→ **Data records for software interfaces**
- Opening Delimiter -

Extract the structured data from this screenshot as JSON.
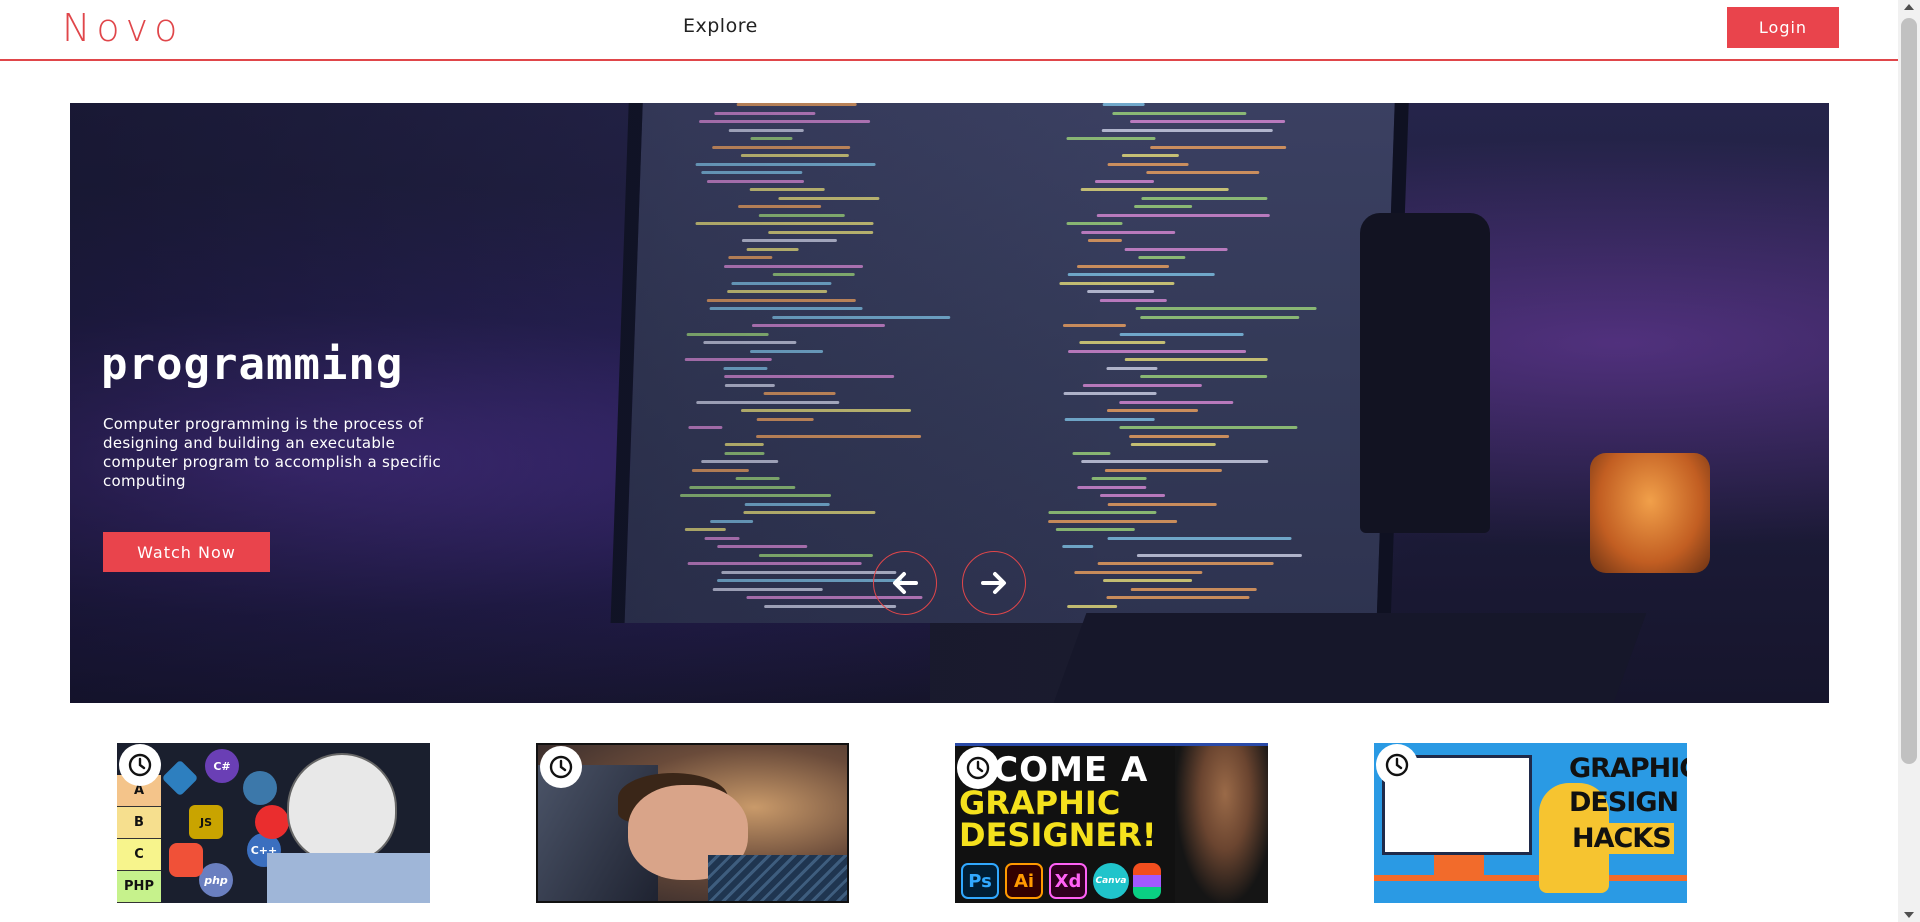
{
  "header": {
    "logo": "Novo",
    "nav": {
      "explore_label": "Explore"
    },
    "login_label": "Login"
  },
  "hero": {
    "title": "programming",
    "description": "Computer programming is the process of designing and building an executable computer program to accomplish a specific computing",
    "cta_label": "Watch Now",
    "prev_icon": "arrow-left-icon",
    "next_icon": "arrow-right-icon"
  },
  "thumbnails": [
    {
      "icon": "clock-icon",
      "tiers": [
        "A",
        "B",
        "C",
        "PHP"
      ],
      "languages": [
        "C#",
        "JS",
        "C++",
        "php"
      ]
    },
    {
      "icon": "clock-icon"
    },
    {
      "icon": "clock-icon",
      "lines": [
        "ECOME A",
        "GRAPHIC",
        "DESIGNER!"
      ],
      "apps": [
        "Ps",
        "Ai",
        "Xd",
        "Canva"
      ]
    },
    {
      "icon": "clock-icon",
      "lines": [
        "GRAPHIC",
        "DESIGN",
        "HACKS"
      ]
    }
  ],
  "colors": {
    "accent": "#e9444c",
    "header_border": "#e0464a"
  }
}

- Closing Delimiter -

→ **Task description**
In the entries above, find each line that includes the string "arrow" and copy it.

→ **Your solution**
    "prev_icon": "arrow-left-icon",
    "next_icon": "arrow-right-icon"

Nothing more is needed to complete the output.